top of page

INVISIBLE HERITAGE: Identity, Memory and Our Towns

With support from the V.I. Council on the Arts, The Caribbean Museum Center for the Arts (CMCArts) is excited to announce its upcoming artist in residence Kendal Henry (from February 10-19th) for his third visit to St. Croix to engage the community around the issue of revitalization, and the power of art to transform culture. Mr. Henry is one of the world's leading public art consultants and currently manages NYC’s Dept. of Cultural Affairs’ Percent for Art Program.

During CMCArts’ Second Thursday on February 11th from 5:30-7:30pm, Kendal will give a talk on public art and introduce the collaborative project “Invisible Heritage: Identity Memory and Our Towns,” that he is working on with local curator Monica Marin.  This project asks artists and writers to approach the topic critically by bringing to light some of the histories that have been made invisible or marginalized. Artists will draw inspiration from the rich African Diasporic Vernacular traditions of the VI as seen in the built heritage, music (Quelbe, Cariso), dance (Bamboulah), storytelling and other art forms. This project will culminate in a show at CMCArts on April 20th as part of the Literary Festival.

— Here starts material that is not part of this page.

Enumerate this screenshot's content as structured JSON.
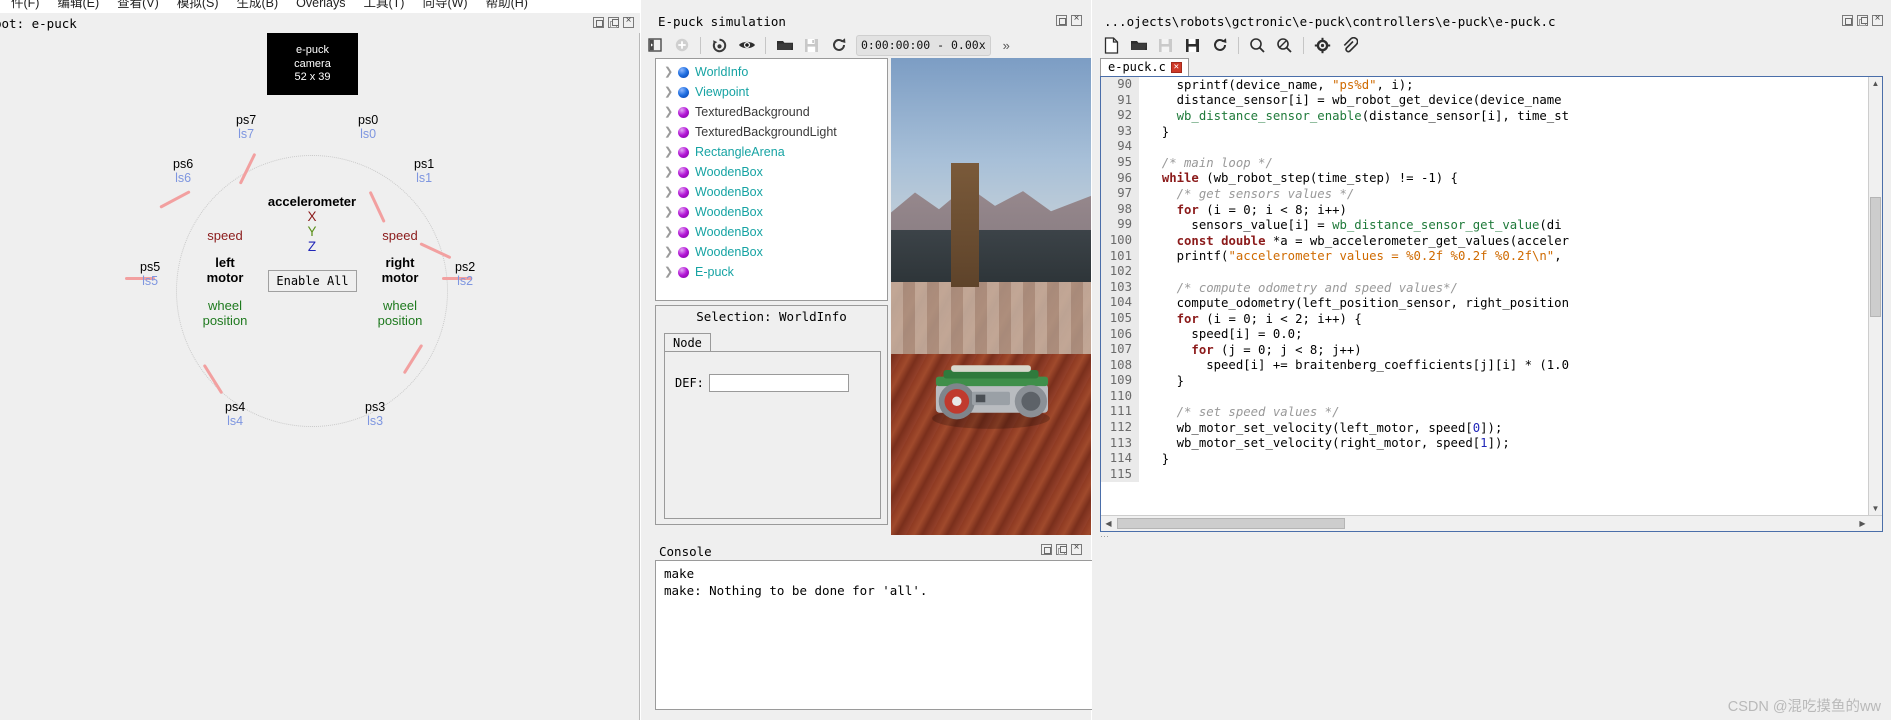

Friday, February 12th at 10 am at CMCArts Kendal will meet with local artists, policy makers and Senator Jackson to offer his expertise on a bill that Senator Myron D. Jackson has drafted to enact a one percent art fund locally. That evening on Friday, February 12th from 5:30-7:30 at CMCArts, Clean Sweep of Frederiksted will host an evening of living stories where presenters Wayne “Bully” Petersen and Eugene “Doc” Petersen will tell stories in the Anansi tradition and a panel of Elders will share their personal accounts of growing up in Frederiksted.

The following day on Saturday February 13th from 3-5pm Frandelle Gerard (CHANT) will lead a walking tour of Frederiksted that highlights the historic “Free Gut” community and the families and business that were located there.  Historian George Tyson will also share insight that he has compiled from the St. Croix African Roots Database documenting the stories of the families from St. Croix living during the period of Danish rule (1734-1917). These oral histories as well as archival material will provide the back bone for this community project.

During his week-long residency Kendal will meet with University of the Virgin Islands and Good Hope Country Day School students to share his latest work from around the world. He will also conduct studio visits with artists La Vaughn Belle, Gerville Larsen, Mike Walsh and others who are creating work as part of the project.

“Art has the power to transform culture – it can change neighbourhoods and people,” said Kendal Henry. He is a  Crucian native, who left the island in 1985 after graduating from John H. Woodsen Junior High school.  Kendal Henry is an artist and curator specializing in public art for over twenty-five years. He illustrates that public art can be used as a tool for social engagement, civic pride and economic development through the projects and programs he’s initiated in the US, Europe, Asia, Papua New Guinea, Australia and the Caribbean.  Kendal believes that the most successful public artworks start with the question, “What is the artwork to achieve?” and takes into account the audience and surrounding environment in the creation of that artwork.  He’s currently the Director of the NYC Department of Cultural Affairs Percent for Art Program and an adjunct professor at NYU’s Steinhardt School of Culture, Education and Human Development.

Please reload

bottom of page